Fantasy Baseball History
Six to seven million people play fantasy baseball today, according to Gregg Rosenthall, fantasy sports editor of Rotoworld and NBCSports.com.
But, how did this fantasy baseball epidemic get started?
The passion for fantasy baseball today came from a group of men who grew up playing baseball board games, namely APBA (American Professional Baseball Association) and Strat-O-Matic. APBA, invented by Dick Seitz in 1951, was the first baseball board game to base its results on statistics of actual major league players. Strat-O-Matic, invented by Hal Richman, followed with its new game in 1963 and a new phenomenon was born. If you grew up in the 60’s or 70’s, you no doubt played one of these baseball board games. (I still have a set of Strat-O-Matic game cards from the first season my brothers began playing in 1966).
The day the cards arrived, usually about in February, was the biggest day of the year. While we all had our orders in, we would rush over to whomever was the luckiest to get the cards first. Then, we would help him separate the cards (they came in one big sheet with nine cards attached to each other as I recall) and place them on the proper teams.
With outcomes based on the roll of the dice, the game was statistically very accurate. There was, however, one major problem with APBA and Strat-O-Matic: do we replay last season or use last season’s stats to replay this season? Some guys (this is how I did it) would get the new cards and immediately make the trades that had happened over the Hot Stove League; others replayed the previous season.
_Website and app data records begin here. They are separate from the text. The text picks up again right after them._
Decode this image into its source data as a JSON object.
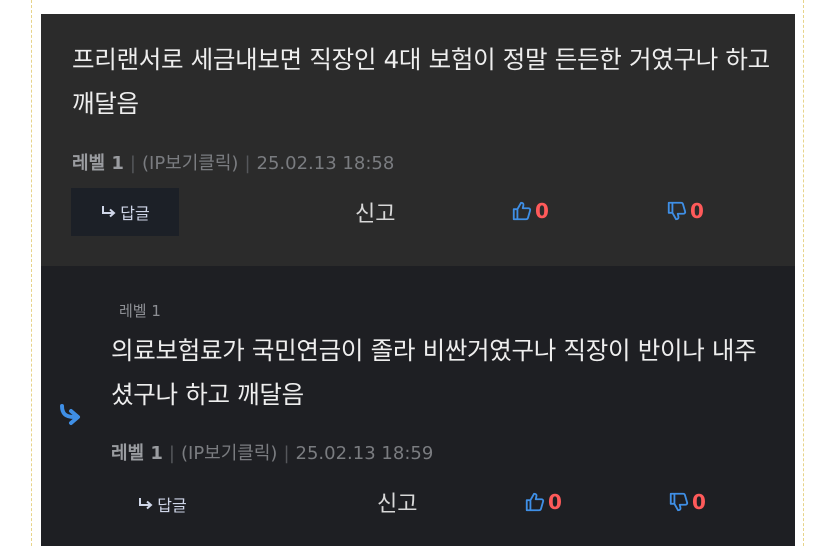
{
  "comments": [
    {
      "text": "프리랜서로 세금내보면 직장인 4대 보험이 정말 든든한 거였구나 하고 깨달음",
      "level": "레벨 1",
      "ip": "(IP보기클릭)",
      "datetime": "25.02.13 18:58",
      "reply_label": "답글",
      "report_label": "신고",
      "up_count": "0",
      "down_count": "0"
    },
    {
      "level_small": "레벨 1",
      "text": "의료보험료가 국민연금이 졸라 비싼거였구나  직장이 반이나 내주셨구나 하고 깨달음",
      "level": "레벨 1",
      "ip": "(IP보기클릭)",
      "datetime": "25.02.13 18:59",
      "reply_label": "답글",
      "report_label": "신고",
      "up_count": "0",
      "down_count": "0"
    }
  ],
  "colors": {
    "accent_blue": "#3f8fe6",
    "vote_red": "#ff5a5a",
    "comment_bg": "#2b2b2b",
    "reply_bg": "#1e1f23"
  }
}
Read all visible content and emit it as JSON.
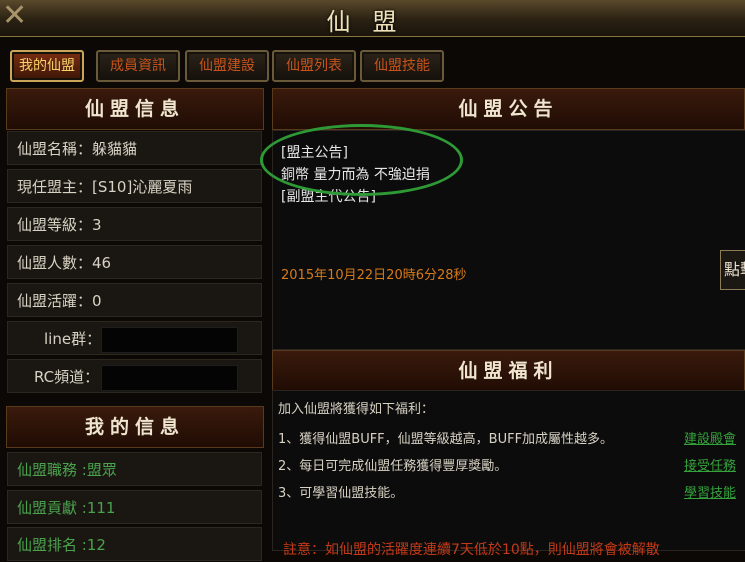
{
  "window": {
    "title": "仙盟",
    "close_icon": "✕"
  },
  "tabs": [
    {
      "label": "我的仙盟",
      "active": true
    },
    {
      "label": "成員資訊",
      "active": false
    },
    {
      "label": "仙盟建設",
      "active": false
    },
    {
      "label": "仙盟列表",
      "active": false
    },
    {
      "label": "仙盟技能",
      "active": false
    }
  ],
  "guild_info": {
    "header": "仙盟信息",
    "name": "仙盟名稱：躲貓貓",
    "leader": "現任盟主：[S10]沁麗夏雨",
    "level": "仙盟等級：3",
    "members": "仙盟人數：46",
    "activity": "仙盟活躍：0",
    "line_label": "line群：",
    "rc_label": "RC頻道："
  },
  "my_info": {
    "header": "我的信息",
    "position": "仙盟職務 :盟眾",
    "contribution": "仙盟貢獻 :111",
    "rank": "仙盟排名 :12"
  },
  "notice": {
    "header": "仙盟公告",
    "lines": [
      "[盟主公告]",
      "銅幣 量力而為  不強迫捐",
      "[副盟主代公告]"
    ],
    "date": "2015年10月22日20時6分28秒",
    "button": "點擊"
  },
  "welfare": {
    "header": "仙盟福利",
    "intro": "加入仙盟將獲得如下福利：",
    "items": [
      {
        "text": "1、獲得仙盟BUFF，仙盟等級越高，BUFF加成屬性越多。",
        "link": "建設殿會"
      },
      {
        "text": "2、每日可完成仙盟任務獲得豐厚獎勵。",
        "link": "接受任務"
      },
      {
        "text": "3、可學習仙盟技能。",
        "link": "學習技能"
      }
    ],
    "warning": "註意：如仙盟的活躍度連續7天低於10點，則仙盟將會被解散"
  },
  "colors": {
    "annotation_circle": "#2e9a36",
    "link": "#35a33c",
    "date": "#d77b19",
    "warning": "#c33a18"
  }
}
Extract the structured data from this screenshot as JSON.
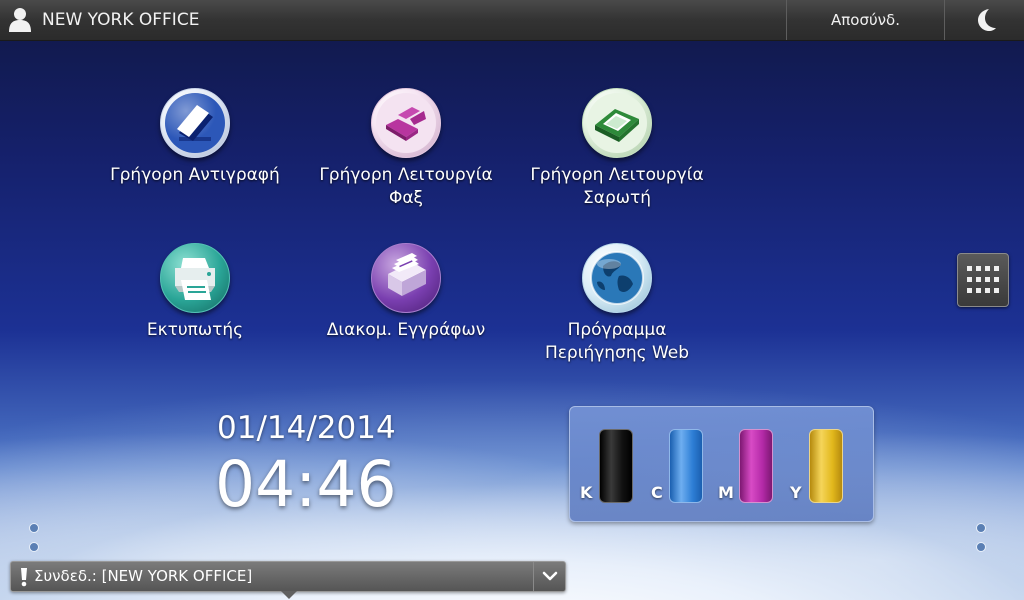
{
  "header": {
    "title": "NEW YORK OFFICE",
    "logout_label": "Αποσύνδ."
  },
  "apps": [
    {
      "label": "Γρήγορη Αντιγραφή",
      "icon": "quick-copy-icon"
    },
    {
      "label": "Γρήγορη Λειτουργία Φαξ",
      "icon": "quick-fax-icon"
    },
    {
      "label": "Γρήγορη Λειτουργία Σαρωτή",
      "icon": "quick-scanner-icon"
    },
    {
      "label": "Εκτυπωτής",
      "icon": "printer-icon"
    },
    {
      "label": "Διακομ. Εγγράφων",
      "icon": "document-server-icon"
    },
    {
      "label": "Πρόγραμμα Περιήγησης Web",
      "icon": "web-browser-icon"
    }
  ],
  "clock": {
    "date": "01/14/2014",
    "time": "04:46"
  },
  "toner": [
    {
      "letter": "K",
      "color": "#1a1a1a"
    },
    {
      "letter": "C",
      "color": "#2f7fd6"
    },
    {
      "letter": "M",
      "color": "#b42aa8"
    },
    {
      "letter": "Y",
      "color": "#e2b81c"
    }
  ],
  "status": {
    "text": "Συνδεδ.: [NEW YORK OFFICE]"
  }
}
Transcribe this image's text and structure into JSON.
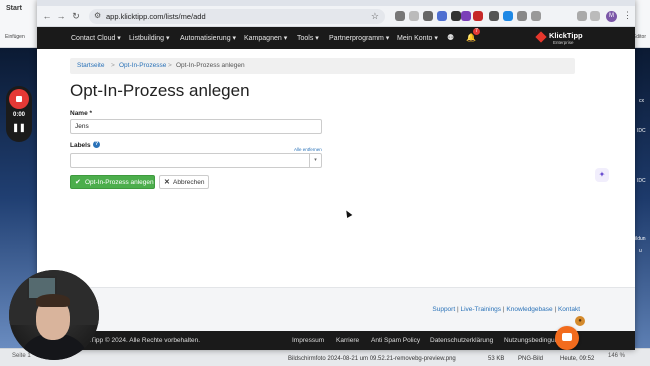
{
  "background_app": {
    "tab_start": "Start",
    "einfuegen": "Einfügen",
    "editor": "Editor",
    "status_left": "Seite 1",
    "status_right": "146 %",
    "finder_file": "Bildschirmfoto 2024-08-21 um 09.52.21-removebg-preview.png",
    "finder_size": "53 KB",
    "finder_kind": "PNG-Bild",
    "finder_date": "Heute, 09:52",
    "desk_labels": [
      "cx",
      "IDC",
      "IDC",
      "ildun",
      "u"
    ]
  },
  "browser": {
    "url": "app.klicktipp.com/lists/me/add",
    "profile_initial": "M",
    "notification_count": "7"
  },
  "nav": {
    "items": [
      "Contact Cloud ▾",
      "Listbuilding ▾",
      "Automatisierung ▾",
      "Kampagnen ▾",
      "Tools ▾",
      "Partnerprogramm ▾",
      "Mein Konto ▾"
    ],
    "logo_text": "KlickTipp",
    "logo_sub": "Enterprise"
  },
  "breadcrumb": {
    "home": "Startseite",
    "parent": "Opt-In-Prozesse",
    "current": "Opt-In-Prozess anlegen",
    "sep": ">"
  },
  "form": {
    "title": "Opt-In-Prozess anlegen",
    "name_label": "Name *",
    "name_value": "Jens",
    "labels_label": "Labels",
    "remove_all": "Alle entfernen",
    "submit_label": "Opt-In-Prozess anlegen",
    "cancel_label": "Abbrechen"
  },
  "footer": {
    "links": [
      "Support",
      "Live-Trainings",
      "Knowledgebase",
      "Kontakt"
    ],
    "copyright": "KlickTipp © 2024. Alle Rechte vorbehalten.",
    "bottom_links": [
      "Impressum",
      "Karriere",
      "Anti Spam Policy",
      "Datenschutzerklärung",
      "Nutzungsbedingungen"
    ]
  },
  "recorder": {
    "time": "0:00"
  },
  "colors": {
    "nav_bg": "#1a1a1a",
    "primary_green": "#4cae4c",
    "link_blue": "#2a72b8",
    "record_red": "#e53935",
    "chat_orange": "#f26b1d"
  }
}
The rudimentary game played with cards and dice is boring by today’s video standards. APBA and Strat-O-Matic moved to a computer-based game in the 1990’s, but it was still basically the card game played via a computerized dice roll. Stacked up against the graphics of MLB 2008, I couldn’t see today’s video generation getting into a baseball board game for very long.
No doubt, however, that it was a love for baseball statistics learned by many young men from playing APBA and Strat-O-Matic that made fantasy baseball such an instant hit. That, and a 1981 baseball strike that left the original managers, who were all journalists, scrambling for something to write about.
OKRENT: The father of Rotisserie Baseball
Daniel Okrent, of The New York Times, is credited with establishing the concept for fantasy baseball in 1980. There seems to be significant proof that Okrent invented the game as opposed to Abner Doubleday’s claims which are purely legend. Back then, it was called Rotisserie Baseball because the origins of the game began at La Francoise Rotisserie–a restaurant in New York City where the original fantasy baseball managers met.
A little known fact about fantasy baseball is that Okrent came up with the idea on a flight from Connecticut to Texas. When he arrived in Austin, TX, he created the first set of rules that developed into roto baseball and pitched the idea to a group of friends at a restaurant in called “The Pit.” That group wasn’t interested.
Good thing… or we’d all be playing PitBall today. Doesn’t sound as nice, does it?
Okrent was born in 1948 and was graduated from the University of Michigan. Okrent began the tradition of naming teams after the manager’s name. Okrent’s original team was the Okrent Fenokees. More recently, he managed the Dan Druffs.
Several other managers from the original Rotisserie League have gone on to become very famous journalists. Glenn Waggoner is publisher of ESPN The Magazine. Rob Fleder, then manager of the Fleder Mice, is executive editor of Sports Illustrated. Valerie Salerbien is vice president of Esquire magazine.
Statistics from the Fantasy Sports Trade Association indicate that 16 million people play fantasy sports in the United States. Fantasy football is the biggest part of the fantasy pie with an estimated 10 million players. Fantasy baseball managers spend, on average, three hours per week managing their teams. They invest $175 per year on fantasy sports for software, research, magazines, and league prize money. That makes fantasy sports a $1.5 billion industry.
Back in the days when the pastime was known as Rotisserie Baseball, it wasn’t quite as easy to run a league. Statistics were not as easy to come by and league standings had to be kept by hand. USA Today is credited with making it a lot easier to be a Rotisserie manager through its extensive and easy to read box scores and statistics.
Today, CBS Sportsline, Yahoo, and ESPN make running a fantasy baseball team and league a snap. The three entities pay Major League Baseball Advanced Media $2 million per year for the rights to use player statistics, photos, and logos on their sites. Major League Baseball Advanced Media, which collects licensing payments on behalf of the MLB Players’ Association, now works with only seven licensees for fantasy baseball as opposed to 19 as recently as 2004.
Today, fantasy baseball is everywhere and shows no sign of declining. Heck, even if you watch the movie Knocked Up, you’ll see a reference to fantasy baseball.
“Hey, I got Matsui. I got Matsui.”